I'll be back to update this review once I've finished reading more of the how-to, and after I make some bread.
But after spending a year wondering if this was really going to be worth the price, I'm really happy that I bought it and I think you will be too.
No question about stars, it gets all of them.
P.S. The Cast-Iron Combination Cooker they use is this one: Lodge LCC3 Cast Iron Combo Cooker, Pre-Seasoned, 3.2-Quart
Update 1: I've been working my way through more of the content, and the volume of information is simply overwhelming (while deep and interesting at the same time). I have to laugh now at the few one-star troll reviews that fail to believe one could actually need something like this to make bread as they have no idea what they are missing.
This really is going to be a classic work on baking bread I think, and it's just more impressive every day. The depth and complexity actually run the risk of being a turn off to some people as you may start to feel like you're going to need to spend a few years studying the books before you're qualified to try anything. I think just jumping in and picking something and giving it a try will be the best way to start. More reports to come!
The first volume contains a ton of historical information and basic bread physics. Then, volumes 2 and 3 cover individual ingredients and techniques, and volumes 4 and 5 are mostly recipes. This segregation makes the books much easier to use than Modernist Cuisine, which had recipes scattered throughout the series.

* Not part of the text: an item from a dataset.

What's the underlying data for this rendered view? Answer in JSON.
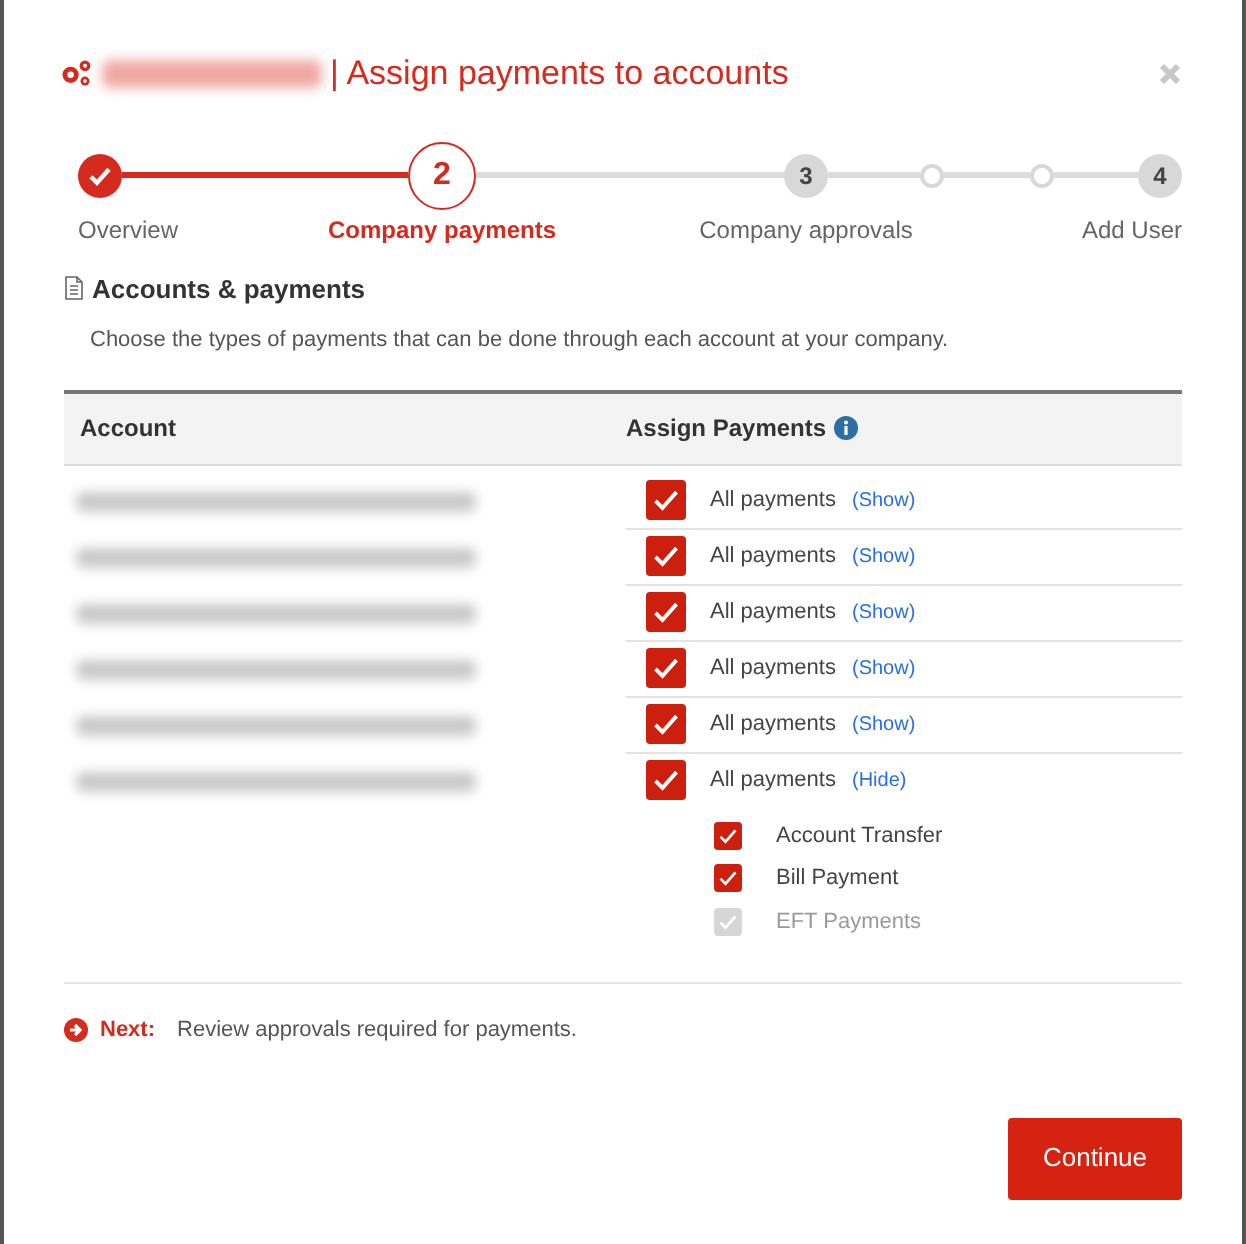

This series is also much more appropriate for a home cook than Modernist Cuisine (many of that book's recipes were purely "inspirational" for home cooks and a stretch for even most professionals). The vast majority of the recipes in Modernist Bread, however, are completely reasonable for both home cooks and professional bakers. The French Lean Bread recipe can be made with literally just an oven and a scale (or measuring cups, in a pinch). You don't even need a spoon. For each Master recipe they also provide a Modernist variation, as well as many other ways to tweak the recipe to your liking. Note that there is no information on quick bread or pastries, which were deemed outside the scope of this book.
So far I've baked about a dozen loaves of bread based on the recipes in this book. They all turned out well, and in many cases were the best version of that style of bread I've ever eaten. The instructions in the book are usually clear, if not exactly concise. The photography is both stunning (Myhrvold is an incredibly talented photographer, among his many other skills) and informative.
There were a few places in the book where I found the instructions somewhat unclear, or where it seemed that the recipe presented conflicted with advice given in the text. It's not clear whether this is my own misunderstanding or an actual mistake in the book, but I found that it does help having at least a bit of bread-baking experience before diving headlong into Modernist Bread.
Ultimately, I believe this book met its basic aim of distilling millennia of human knowledge about making yeast-leavened breads into a single comprehensive resource, and then expanding on that knowledge and presenting it in a way that teaches us how to produce whatever type of loaf we desire.
Most recent customer reviews
Yes, very good. I want to try the recipes.
Yes, eXtremely heavy. Moving it is a pain.